Ryan Davis is a physically fit, strapping man with the looks and the smarts, if not the mental and emotional stability. He uses acronyms for the medical and police spheres which work, even if ‘DB’ had me questioning myself until ‘Dead Body’ popped into my mind with a sneer at how long it took me to work it out (most the acronyms are easy and natural to deduce, or non-essential to plot). There is a believability in the depth of Ryan’s mental pain and a realism in the description of his home and working life. Nightmares plague him and sleep does not come easy.
Gail Duncan is the dead girl walking and it’s pounded home how beautiful she is and was, even in death. This doesn’t become over the top but persists in the reader’s mind. She’s the lost, loner kid done good and it doesn’t feel forced. She’s come over the hurdles with her scars and insecurities but more or less intact (minus being dead). Her thoughts are witty and to the point, if sometimes blunt, and both characters swear often – realistic for a murder inquiry and a dead person, I’m sure.
There are few issues with the text itself – the odd semicolon should be a comma and there is a missing comma here and there, a wrong word on the odd line, but for the most part the text doesn’t distract from the action.
The paranormal element is what makes this book a slight mystery. It is not fully explained and is left hanging which, I think, is a good take on the paranormal: after all, it’s the mystery which makes it interesting.
The only thing I had against this book was that sex scenes occurred between a ghost and a living human. They were treated with care and another may find them perfectly acceptable but they did make me feel a touch uncomfortable, particularly as the communication between both parties wasn’t great. The resolution of the novel may do much to atone for this in another reader’s eyes.
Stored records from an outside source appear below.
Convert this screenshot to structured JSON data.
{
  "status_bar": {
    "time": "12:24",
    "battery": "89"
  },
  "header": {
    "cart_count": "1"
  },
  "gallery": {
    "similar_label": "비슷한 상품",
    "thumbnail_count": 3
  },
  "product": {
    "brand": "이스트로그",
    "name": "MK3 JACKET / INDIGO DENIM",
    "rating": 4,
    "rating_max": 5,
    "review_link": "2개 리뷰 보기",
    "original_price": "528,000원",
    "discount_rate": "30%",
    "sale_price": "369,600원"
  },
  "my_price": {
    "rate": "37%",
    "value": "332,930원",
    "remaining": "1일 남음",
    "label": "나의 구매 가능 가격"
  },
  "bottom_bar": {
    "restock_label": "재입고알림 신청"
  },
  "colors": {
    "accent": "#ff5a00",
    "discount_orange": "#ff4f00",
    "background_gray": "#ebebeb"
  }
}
This isn’t a typical romance by any means but if you like the twists of criminal enquiries and the idea of a lusty guardian angel, this could be for you.
Editor's note: This article was originally published at Long and Short Reviews. It has been republished with permission. Like what you read? Subscribe to the SFRB's free daily email notice so you can be up-to-date on our latest articles. Scroll up this page to the sign-up field on your right.